** Provided information follows **
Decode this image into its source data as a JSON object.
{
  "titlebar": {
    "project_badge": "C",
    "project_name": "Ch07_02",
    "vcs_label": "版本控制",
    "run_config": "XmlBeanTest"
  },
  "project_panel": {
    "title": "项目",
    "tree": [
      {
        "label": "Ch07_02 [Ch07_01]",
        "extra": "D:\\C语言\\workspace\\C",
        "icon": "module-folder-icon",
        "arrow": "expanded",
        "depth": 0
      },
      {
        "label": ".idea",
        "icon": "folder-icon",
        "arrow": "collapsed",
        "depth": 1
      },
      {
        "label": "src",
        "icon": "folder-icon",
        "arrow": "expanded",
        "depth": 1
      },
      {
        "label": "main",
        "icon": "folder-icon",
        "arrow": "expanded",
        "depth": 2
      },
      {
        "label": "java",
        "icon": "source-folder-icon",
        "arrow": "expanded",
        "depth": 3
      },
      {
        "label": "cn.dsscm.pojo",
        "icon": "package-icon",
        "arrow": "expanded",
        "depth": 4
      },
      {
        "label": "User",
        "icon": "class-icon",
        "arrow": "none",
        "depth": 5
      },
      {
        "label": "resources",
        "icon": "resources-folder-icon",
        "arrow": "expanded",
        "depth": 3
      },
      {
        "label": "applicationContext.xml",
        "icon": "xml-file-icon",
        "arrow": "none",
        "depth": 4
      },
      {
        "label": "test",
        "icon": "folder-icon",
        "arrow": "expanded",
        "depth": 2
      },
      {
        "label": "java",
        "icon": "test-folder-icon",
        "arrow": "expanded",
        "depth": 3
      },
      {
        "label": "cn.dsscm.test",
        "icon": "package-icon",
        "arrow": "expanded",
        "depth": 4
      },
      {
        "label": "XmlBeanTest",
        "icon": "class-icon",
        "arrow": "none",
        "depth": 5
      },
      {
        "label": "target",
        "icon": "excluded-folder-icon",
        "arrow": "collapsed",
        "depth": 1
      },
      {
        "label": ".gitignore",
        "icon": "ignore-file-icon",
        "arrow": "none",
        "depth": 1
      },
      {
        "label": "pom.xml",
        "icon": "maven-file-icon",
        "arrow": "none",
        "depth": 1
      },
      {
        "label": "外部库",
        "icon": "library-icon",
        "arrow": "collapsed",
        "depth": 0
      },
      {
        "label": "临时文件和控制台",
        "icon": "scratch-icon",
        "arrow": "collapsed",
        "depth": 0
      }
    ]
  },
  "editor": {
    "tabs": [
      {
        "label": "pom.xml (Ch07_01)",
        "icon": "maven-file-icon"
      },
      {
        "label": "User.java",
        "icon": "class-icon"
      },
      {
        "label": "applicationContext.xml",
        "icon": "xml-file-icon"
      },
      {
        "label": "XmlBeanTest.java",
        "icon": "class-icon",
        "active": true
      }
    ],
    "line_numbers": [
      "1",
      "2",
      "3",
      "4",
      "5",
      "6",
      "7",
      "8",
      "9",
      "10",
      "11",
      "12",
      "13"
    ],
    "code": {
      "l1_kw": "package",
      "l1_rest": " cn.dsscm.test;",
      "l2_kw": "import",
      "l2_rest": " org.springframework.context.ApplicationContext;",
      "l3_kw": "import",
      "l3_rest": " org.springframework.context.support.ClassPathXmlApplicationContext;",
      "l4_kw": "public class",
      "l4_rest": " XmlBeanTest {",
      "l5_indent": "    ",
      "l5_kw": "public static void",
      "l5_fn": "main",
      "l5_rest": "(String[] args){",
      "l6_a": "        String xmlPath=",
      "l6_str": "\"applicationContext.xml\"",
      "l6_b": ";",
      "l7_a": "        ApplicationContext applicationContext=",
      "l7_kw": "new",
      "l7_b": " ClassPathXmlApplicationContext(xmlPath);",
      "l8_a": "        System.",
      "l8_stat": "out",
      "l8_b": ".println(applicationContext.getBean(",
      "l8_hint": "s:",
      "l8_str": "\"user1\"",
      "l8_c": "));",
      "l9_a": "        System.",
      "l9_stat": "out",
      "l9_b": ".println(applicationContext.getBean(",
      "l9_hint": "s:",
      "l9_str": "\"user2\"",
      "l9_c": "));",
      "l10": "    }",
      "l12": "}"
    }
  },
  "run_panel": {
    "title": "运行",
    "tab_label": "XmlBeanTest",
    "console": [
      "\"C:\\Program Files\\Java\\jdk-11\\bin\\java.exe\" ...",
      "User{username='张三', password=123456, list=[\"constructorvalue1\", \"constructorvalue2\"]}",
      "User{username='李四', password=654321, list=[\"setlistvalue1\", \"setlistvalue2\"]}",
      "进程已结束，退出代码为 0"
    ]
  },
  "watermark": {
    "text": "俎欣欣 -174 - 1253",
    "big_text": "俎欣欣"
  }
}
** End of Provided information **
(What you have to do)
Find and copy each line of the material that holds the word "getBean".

(Answer)
      "l8_b": ".println(applicationContext.getBean(",
      "l9_b": ".println(applicationContext.getBean(",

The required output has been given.